JACKSONVILLE, Fla. – The scant amount of rainfall lately prompted the St. Johns River Water Management District to issue a district-wide water shortage warning on Tuesday.
On March 14, the district governing board issued a warning order for portions of Nassau, Flagler, Baker, Clay, Putnam, Marion and Lake counties.
At a meeting on Tuesday, district officials discussed expanding the warning to include Duval, St. Johns and Alachua counties and opted to do so, including all 18 counties in the SJRWMD.
“Water conservation is at the core of our mission and right now we need all hands on deck to secure our water supply during this drought,” Executive Director Dr. Ann Shortelle said. “The prospect of prolonged drought is a reminder that we must work together.

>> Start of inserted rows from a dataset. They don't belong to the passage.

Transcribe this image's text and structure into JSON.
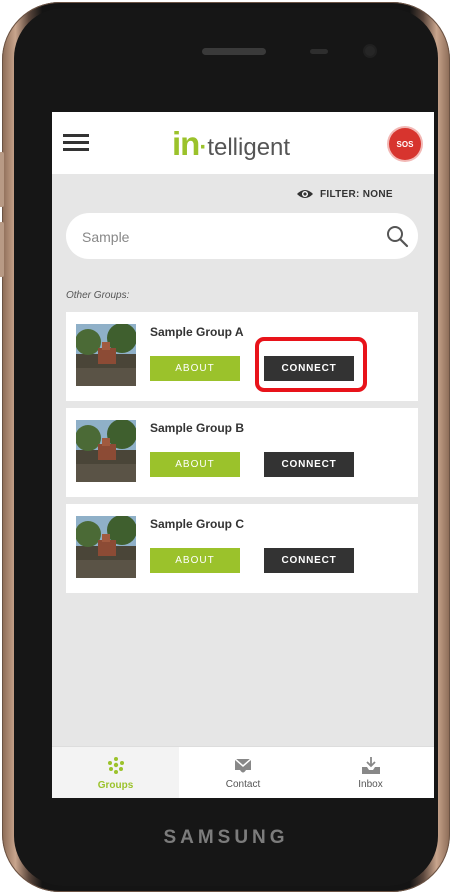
{
  "device": {
    "brand": "SAMSUNG"
  },
  "header": {
    "logo_prefix": "in",
    "logo_suffix": "telligent",
    "sos_label": "SOS"
  },
  "filter": {
    "label": "FILTER: NONE"
  },
  "search": {
    "value": "Sample"
  },
  "section": {
    "label": "Other Groups:"
  },
  "groups": [
    {
      "name": "Sample Group A",
      "about_label": "ABOUT",
      "connect_label": "CONNECT"
    },
    {
      "name": "Sample Group B",
      "about_label": "ABOUT",
      "connect_label": "CONNECT"
    },
    {
      "name": "Sample Group C",
      "about_label": "ABOUT",
      "connect_label": "CONNECT"
    }
  ],
  "bottom_nav": [
    {
      "label": "Groups",
      "icon": "groups-icon",
      "active": true
    },
    {
      "label": "Contact",
      "icon": "contact-icon",
      "active": false
    },
    {
      "label": "Inbox",
      "icon": "inbox-icon",
      "active": false
    }
  ],
  "colors": {
    "accent": "#9bc22b",
    "dark_button": "#333333",
    "highlight": "#e8131a",
    "sos": "#d7342e"
  }
}
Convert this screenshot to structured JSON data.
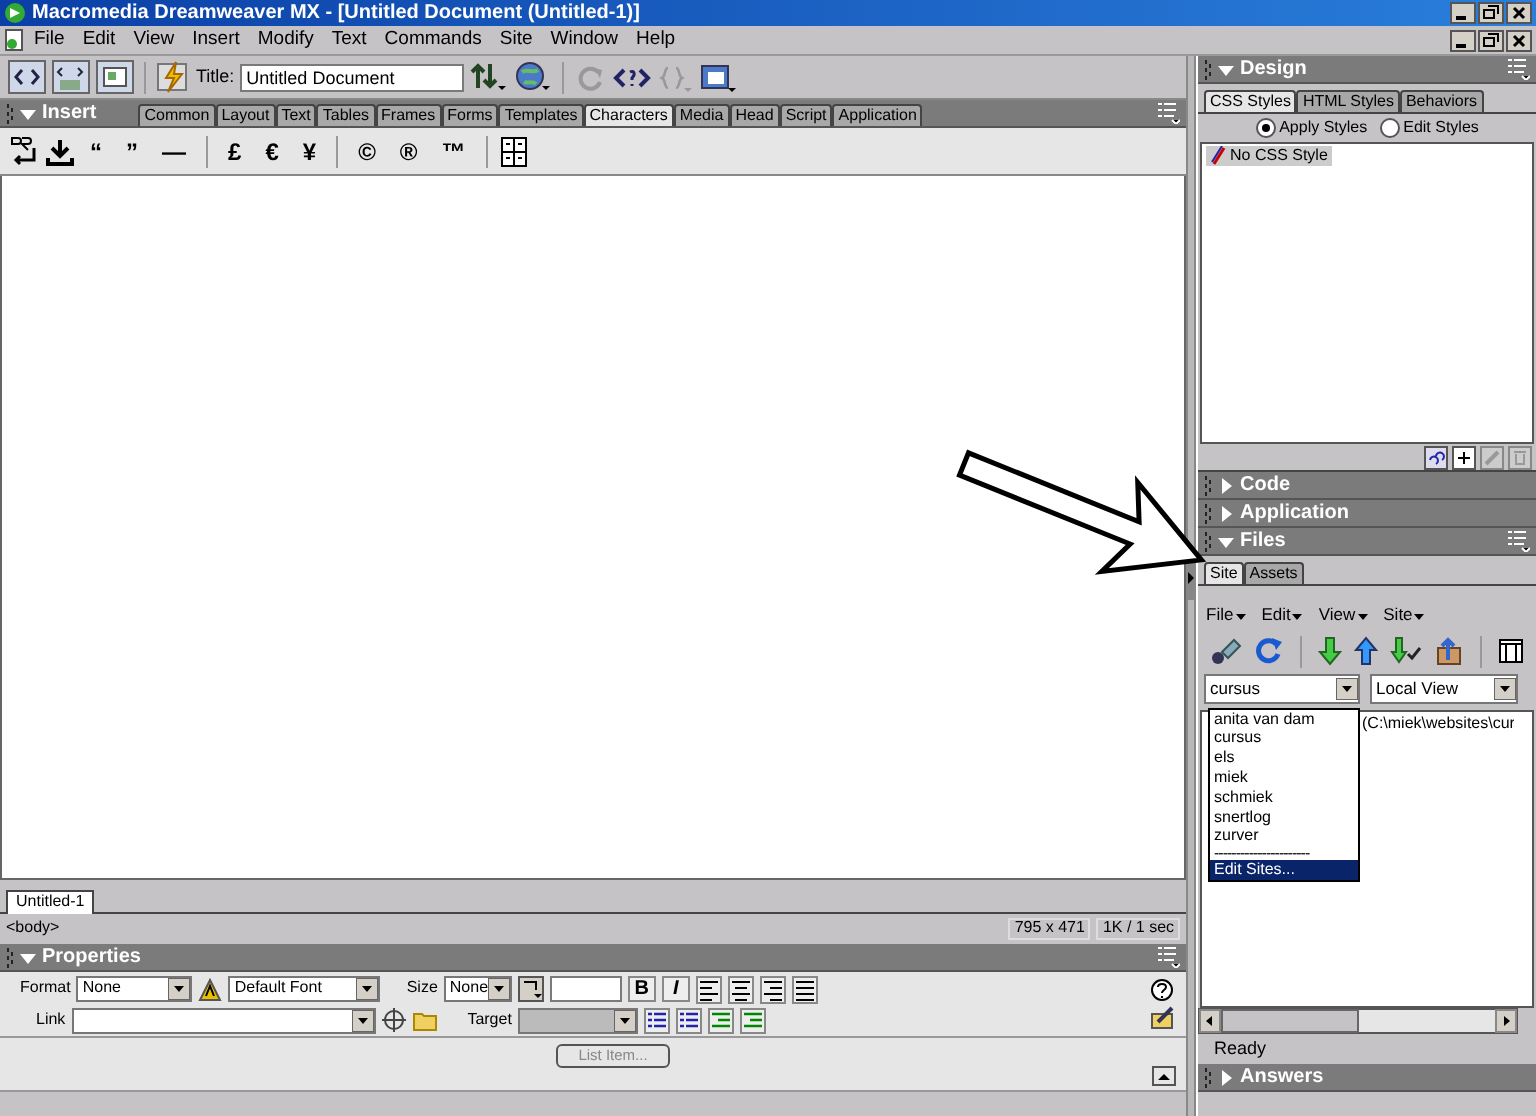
{
  "window": {
    "title": "Macromedia Dreamweaver MX - [Untitled Document (Untitled-1)]"
  },
  "menu": [
    "File",
    "Edit",
    "View",
    "Insert",
    "Modify",
    "Text",
    "Commands",
    "Site",
    "Window",
    "Help"
  ],
  "toolbar": {
    "title_label": "Title:",
    "title_value": "Untitled Document"
  },
  "insert_panel": {
    "title": "Insert",
    "expanded": true,
    "tabs": [
      {
        "label": "Common",
        "selected": false
      },
      {
        "label": "Layout",
        "selected": false
      },
      {
        "label": "Text",
        "selected": false
      },
      {
        "label": "Tables",
        "selected": false
      },
      {
        "label": "Frames",
        "selected": false
      },
      {
        "label": "Forms",
        "selected": false
      },
      {
        "label": "Templates",
        "selected": false
      },
      {
        "label": "Characters",
        "selected": true
      },
      {
        "label": "Media",
        "selected": false
      },
      {
        "label": "Head",
        "selected": false
      },
      {
        "label": "Script",
        "selected": false
      },
      {
        "label": "Application",
        "selected": false
      }
    ],
    "characters": [
      "“",
      "”",
      "—",
      "£",
      "€",
      "¥",
      "©",
      "®",
      "™"
    ]
  },
  "document": {
    "tab": "Untitled-1",
    "tag_selector": "<body>",
    "window_size": "795 x 471",
    "download_time": "1K / 1 sec"
  },
  "properties": {
    "title": "Properties",
    "expanded": true,
    "format_label": "Format",
    "format_value": "None",
    "font_value": "Default Font",
    "size_label": "Size",
    "size_value": "None",
    "bold": "B",
    "italic": "I",
    "link_label": "Link",
    "target_label": "Target",
    "list_item_button": "List Item..."
  },
  "design_panel": {
    "title": "Design",
    "expanded": true,
    "tabs": [
      {
        "label": "CSS Styles",
        "selected": true
      },
      {
        "label": "HTML Styles",
        "selected": false
      },
      {
        "label": "Behaviors",
        "selected": false
      }
    ],
    "radios": [
      {
        "label": "Apply Styles",
        "selected": true
      },
      {
        "label": "Edit Styles",
        "selected": false
      }
    ],
    "styles": [
      {
        "label": "No CSS Style",
        "selected": true
      }
    ]
  },
  "collapsed_panels": [
    {
      "title": "Code",
      "expanded": false
    },
    {
      "title": "Application",
      "expanded": false
    }
  ],
  "files_panel": {
    "title": "Files",
    "expanded": true,
    "tabs": [
      {
        "label": "Site",
        "selected": true
      },
      {
        "label": "Assets",
        "selected": false
      }
    ],
    "menus": [
      "File",
      "Edit",
      "View",
      "Site"
    ],
    "site_value": "cursus",
    "view_value": "Local View",
    "path": "(C:\\miek\\websites\\cur",
    "site_options": [
      {
        "kind": "site",
        "label": "anita van dam",
        "selected": false
      },
      {
        "kind": "site",
        "label": "cursus",
        "selected": false
      },
      {
        "kind": "site",
        "label": "els",
        "selected": false
      },
      {
        "kind": "site",
        "label": "miek",
        "selected": false
      },
      {
        "kind": "site",
        "label": "schmiek",
        "selected": false
      },
      {
        "kind": "site",
        "label": "snertlog",
        "selected": false
      },
      {
        "kind": "site",
        "label": "zurver",
        "selected": false
      },
      {
        "kind": "separator",
        "label": "----------------------",
        "selected": false
      },
      {
        "kind": "command",
        "label": "Edit Sites...",
        "selected": true
      }
    ]
  },
  "status": "Ready",
  "answers_panel": {
    "title": "Answers",
    "expanded": false
  }
}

Everyone has the power to take action and help ensure we use water wisely to safeguard future supplies.”
The goal is to reduce water use so the district doesn't eventually have an issue. The Weather Authority meteorologist Rebecca Barry said it's important not to water lawns except on designated days at designated times.
“I hate driving by and seeing sprinklers on in the middle the day. So much of that water is not making it to the grass. The middle of the night is the best time to water your lawn,” Barry said.
Outdoor irrigation accounts for half of all residential water use, so it’s a logical place to focus on reducing use, district officials said.
The district restricts watering to two days per week and recommends before 10 a.m. or after 4 p.m. Odd numbered addresses, those ending with N-Z or no address can water Wednesdays and Saturdays. Even numbered addresses or those ending with A-M can water Thursdays and Sundays. Non-residential properties can water Tuesdays and Fridays.
According to River Management, district counties have had about 40 inches of rain in the last year. Nassau County had the lowest amount within the past 12 months. The highest rainfalls occurred in Clay, with 3.08 inches, St. Johns, with 3.11 inches and Alachua County with 3.95 inches. Southern Duval and Baker counties also received above-average rainfall, with 2.77 inches and 3.41 inches, respectively.
“For Duval, Nassau and St. Johns County, you're looking between 5 and 7 inches down from what we normally have since the beginning of the year, so if that were to continue at that rate, that could present some problems in terms of water shortages,” Barry said.
There is a chance of rain on Saturday but it probably won't be a game changer.
In April, the district enacted a burn ban for all district-owned properties due to dry conditions that are favorable to wildfire.